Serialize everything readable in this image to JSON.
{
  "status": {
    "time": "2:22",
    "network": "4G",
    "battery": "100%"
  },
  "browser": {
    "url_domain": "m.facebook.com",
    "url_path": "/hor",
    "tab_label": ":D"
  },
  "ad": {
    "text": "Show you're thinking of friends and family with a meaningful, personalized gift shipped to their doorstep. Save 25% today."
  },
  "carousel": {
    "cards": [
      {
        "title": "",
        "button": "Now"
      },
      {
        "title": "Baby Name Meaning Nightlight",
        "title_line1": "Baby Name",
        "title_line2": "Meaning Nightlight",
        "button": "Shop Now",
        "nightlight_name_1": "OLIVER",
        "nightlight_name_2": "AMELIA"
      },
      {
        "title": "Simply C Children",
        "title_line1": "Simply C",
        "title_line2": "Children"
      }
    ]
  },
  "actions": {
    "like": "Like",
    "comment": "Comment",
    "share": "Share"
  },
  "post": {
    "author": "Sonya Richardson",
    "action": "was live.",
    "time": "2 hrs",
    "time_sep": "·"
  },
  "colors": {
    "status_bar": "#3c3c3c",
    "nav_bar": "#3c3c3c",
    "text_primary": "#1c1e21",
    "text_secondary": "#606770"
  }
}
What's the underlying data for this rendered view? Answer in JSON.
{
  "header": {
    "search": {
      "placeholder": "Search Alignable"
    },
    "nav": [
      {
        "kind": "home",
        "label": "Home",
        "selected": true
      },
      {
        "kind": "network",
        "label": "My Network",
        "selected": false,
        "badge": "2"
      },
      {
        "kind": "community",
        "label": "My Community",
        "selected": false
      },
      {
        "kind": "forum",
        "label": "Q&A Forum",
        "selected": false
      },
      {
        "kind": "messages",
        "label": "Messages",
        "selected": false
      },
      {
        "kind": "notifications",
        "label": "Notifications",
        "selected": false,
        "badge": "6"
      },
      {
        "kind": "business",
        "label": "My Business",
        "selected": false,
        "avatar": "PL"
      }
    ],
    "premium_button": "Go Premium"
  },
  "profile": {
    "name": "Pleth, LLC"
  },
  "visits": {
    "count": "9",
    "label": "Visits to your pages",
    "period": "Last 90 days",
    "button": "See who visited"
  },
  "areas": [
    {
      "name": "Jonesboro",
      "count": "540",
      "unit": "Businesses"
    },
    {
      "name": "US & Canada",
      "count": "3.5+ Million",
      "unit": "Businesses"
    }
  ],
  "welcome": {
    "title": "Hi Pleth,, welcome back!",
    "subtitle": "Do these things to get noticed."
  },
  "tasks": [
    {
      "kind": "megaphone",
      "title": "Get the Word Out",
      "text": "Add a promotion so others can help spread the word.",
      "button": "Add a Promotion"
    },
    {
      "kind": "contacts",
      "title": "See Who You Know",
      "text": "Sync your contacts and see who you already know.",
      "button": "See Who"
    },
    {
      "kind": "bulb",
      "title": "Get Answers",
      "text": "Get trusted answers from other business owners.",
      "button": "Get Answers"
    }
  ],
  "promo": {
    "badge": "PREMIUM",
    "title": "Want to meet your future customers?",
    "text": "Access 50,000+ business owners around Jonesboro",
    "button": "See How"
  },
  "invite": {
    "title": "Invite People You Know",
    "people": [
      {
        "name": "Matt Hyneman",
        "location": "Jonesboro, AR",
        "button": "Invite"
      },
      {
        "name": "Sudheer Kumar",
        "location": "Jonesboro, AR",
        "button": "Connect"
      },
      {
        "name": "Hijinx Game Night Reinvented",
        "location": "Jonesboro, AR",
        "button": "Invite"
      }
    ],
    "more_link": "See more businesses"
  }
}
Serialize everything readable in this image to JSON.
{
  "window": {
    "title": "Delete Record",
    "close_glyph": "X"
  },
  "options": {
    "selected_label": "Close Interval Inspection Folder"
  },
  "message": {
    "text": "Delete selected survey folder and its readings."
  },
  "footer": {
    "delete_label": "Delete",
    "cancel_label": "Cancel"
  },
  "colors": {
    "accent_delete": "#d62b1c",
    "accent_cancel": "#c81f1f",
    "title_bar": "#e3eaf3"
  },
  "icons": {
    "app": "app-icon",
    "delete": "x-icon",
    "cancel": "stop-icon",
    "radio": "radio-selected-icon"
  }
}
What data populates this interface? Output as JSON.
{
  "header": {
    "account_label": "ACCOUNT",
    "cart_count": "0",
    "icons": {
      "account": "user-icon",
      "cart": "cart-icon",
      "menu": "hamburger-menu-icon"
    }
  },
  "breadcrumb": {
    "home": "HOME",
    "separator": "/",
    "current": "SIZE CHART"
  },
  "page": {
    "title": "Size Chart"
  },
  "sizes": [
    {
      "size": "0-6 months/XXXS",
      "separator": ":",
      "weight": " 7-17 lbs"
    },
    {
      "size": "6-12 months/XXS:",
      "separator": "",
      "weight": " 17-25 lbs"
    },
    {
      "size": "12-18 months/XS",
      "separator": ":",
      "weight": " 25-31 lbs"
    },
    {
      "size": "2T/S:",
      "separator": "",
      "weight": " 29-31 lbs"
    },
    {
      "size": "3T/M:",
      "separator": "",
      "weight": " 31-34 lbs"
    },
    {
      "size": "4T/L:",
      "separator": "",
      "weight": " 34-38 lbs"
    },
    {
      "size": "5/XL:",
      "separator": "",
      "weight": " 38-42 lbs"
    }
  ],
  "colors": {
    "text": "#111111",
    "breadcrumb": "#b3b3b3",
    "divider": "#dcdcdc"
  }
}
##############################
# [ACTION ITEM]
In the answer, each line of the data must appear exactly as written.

# [SOLUTION TO THIS TASK]
Serialize everything readable in this image to JSON.
{
  "status": {
    "time": "2:22",
    "network": "4G",
    "battery": "100%"
  },
  "browser": {
    "url_domain": "m.facebook.com",
    "url_path": "/hor",
    "tab_label": ":D"
  },
  "ad": {
    "text": "Show you're thinking of friends and family with a meaningful, personalized gift shipped to their doorstep. Save 25% today."
  },
  "carousel": {
    "cards": [
      {
        "title": "",
        "button": "Now"
      },
      {
        "title": "Baby Name Meaning Nightlight",
        "title_line1": "Baby Name",
        "title_line2": "Meaning Nightlight",
        "button": "Shop Now",
        "nightlight_name_1": "OLIVER",
        "nightlight_name_2": "AMELIA"
      },
      {
        "title": "Simply C Children",
        "title_line1": "Simply C",
        "title_line2": "Children"
      }
    ]
  },
  "actions": {
    "like": "Like",
    "comment": "Comment",
    "share": "Share"
  },
  "post": {
    "author": "Sonya Richardson",
    "action": "was live.",
    "time": "2 hrs",
    "time_sep": "·"
  },
  "colors": {
    "status_bar": "#3c3c3c",
    "nav_bar": "#3c3c3c",
    "text_primary": "#1c1e21",
    "text_secondary": "#606770"
  }
}
What's the underlying data for this rendered view? Answer in JSON.
{
  "header": {
    "search": {
      "placeholder": "Search Alignable"
    },
    "nav": [
      {
        "kind": "home",
        "label": "Home",
        "selected": true
      },
      {
        "kind": "network",
        "label": "My Network",
        "selected": false,
        "badge": "2"
      },
      {
        "kind": "community",
        "label": "My Community",
        "selected": false
      },
      {
        "kind": "forum",
        "label": "Q&A Forum",
        "selected": false
      },
      {
        "kind": "messages",
        "label": "Messages",
        "selected": false
      },
      {
        "kind": "notifications",
        "label": "Notifications",
        "selected": false,
        "badge": "6"
      },
      {
        "kind": "business",
        "label": "My Business",
        "selected": false,
        "avatar": "PL"
      }
    ],
    "premium_button": "Go Premium"
  },
  "profile": {
    "name": "Pleth, LLC"
  },
  "visits": {
    "count": "9",
    "label": "Visits to your pages",
    "period": "Last 90 days",
    "button": "See who visited"
  },
  "areas": [
    {
      "name": "Jonesboro",
      "count": "540",
      "unit": "Businesses"
    },
    {
      "name": "US & Canada",
      "count": "3.5+ Million",
      "unit": "Businesses"
    }
  ],
  "welcome": {
    "title": "Hi Pleth,, welcome back!",
    "subtitle": "Do these things to get noticed."
  },
  "tasks": [
    {
      "kind": "megaphone",
      "title": "Get the Word Out",
      "text": "Add a promotion so others can help spread the word.",
      "button": "Add a Promotion"
    },
    {
      "kind": "contacts",
      "title": "See Who You Know",
      "text": "Sync your contacts and see who you already know.",
      "button": "See Who"
    },
    {
      "kind": "bulb",
      "title": "Get Answers",
      "text": "Get trusted answers from other business owners.",
      "button": "Get Answers"
    }
  ],
  "promo": {
    "badge": "PREMIUM",
    "title": "Want to meet your future customers?",
    "text": "Access 50,000+ business owners around Jonesboro",
    "button": "See How"
  },
  "invite": {
    "title": "Invite People You Know",
    "people": [
      {
        "name": "Matt Hyneman",
        "location": "Jonesboro, AR",
        "button": "Invite"
      },
      {
        "name": "Sudheer Kumar",
        "location": "Jonesboro, AR",
        "button": "Connect"
      },
      {
        "name": "Hijinx Game Night Reinvented",
        "location": "Jonesboro, AR",
        "button": "Invite"
      }
    ],
    "more_link": "See more businesses"
  }
}
Serialize everything readable in this image to JSON.
{
  "window": {
    "title": "Delete Record",
    "close_glyph": "X"
  },
  "options": {
    "selected_label": "Close Interval Inspection Folder"
  },
  "message": {
    "text": "Delete selected survey folder and its readings."
  },
  "footer": {
    "delete_label": "Delete",
    "cancel_label": "Cancel"
  },
  "colors": {
    "accent_delete": "#d62b1c",
    "accent_cancel": "#c81f1f",
    "title_bar": "#e3eaf3"
  },
  "icons": {
    "app": "app-icon",
    "delete": "x-icon",
    "cancel": "stop-icon",
    "radio": "radio-selected-icon"
  }
}
What data populates this interface? Output as JSON.
{
  "header": {
    "account_label": "ACCOUNT",
    "cart_count": "0",
    "icons": {
      "account": "user-icon",
      "cart": "cart-icon",
      "menu": "hamburger-menu-icon"
    }
  },
  "breadcrumb": {
    "home": "HOME",
    "separator": "/",
    "current": "SIZE CHART"
  },
  "page": {
    "title": "Size Chart"
  },
  "sizes": [
    {
      "size": "0-6 months/XXXS",
      "separator": ":",
      "weight": " 7-17 lbs"
    },
    {
      "size": "6-12 months/XXS:",
      "separator": "",
      "weight": " 17-25 lbs"
    },
    {
      "size": "12-18 months/XS",
      "separator": ":",
      "weight": " 25-31 lbs"
    },
    {
      "size": "2T/S:",
      "separator": "",
      "weight": " 29-31 lbs"
    },
    {
      "size": "3T/M:",
      "separator": "",
      "weight": " 31-34 lbs"
    },
    {
      "size": "4T/L:",
      "separator": "",
      "weight": " 34-38 lbs"
    },
    {
      "size": "5/XL:",
      "separator": "",
      "weight": " 38-42 lbs"
    }
  ],
  "colors": {
    "text": "#111111",
    "breadcrumb": "#b3b3b3",
    "divider": "#dcdcdc"
  }
}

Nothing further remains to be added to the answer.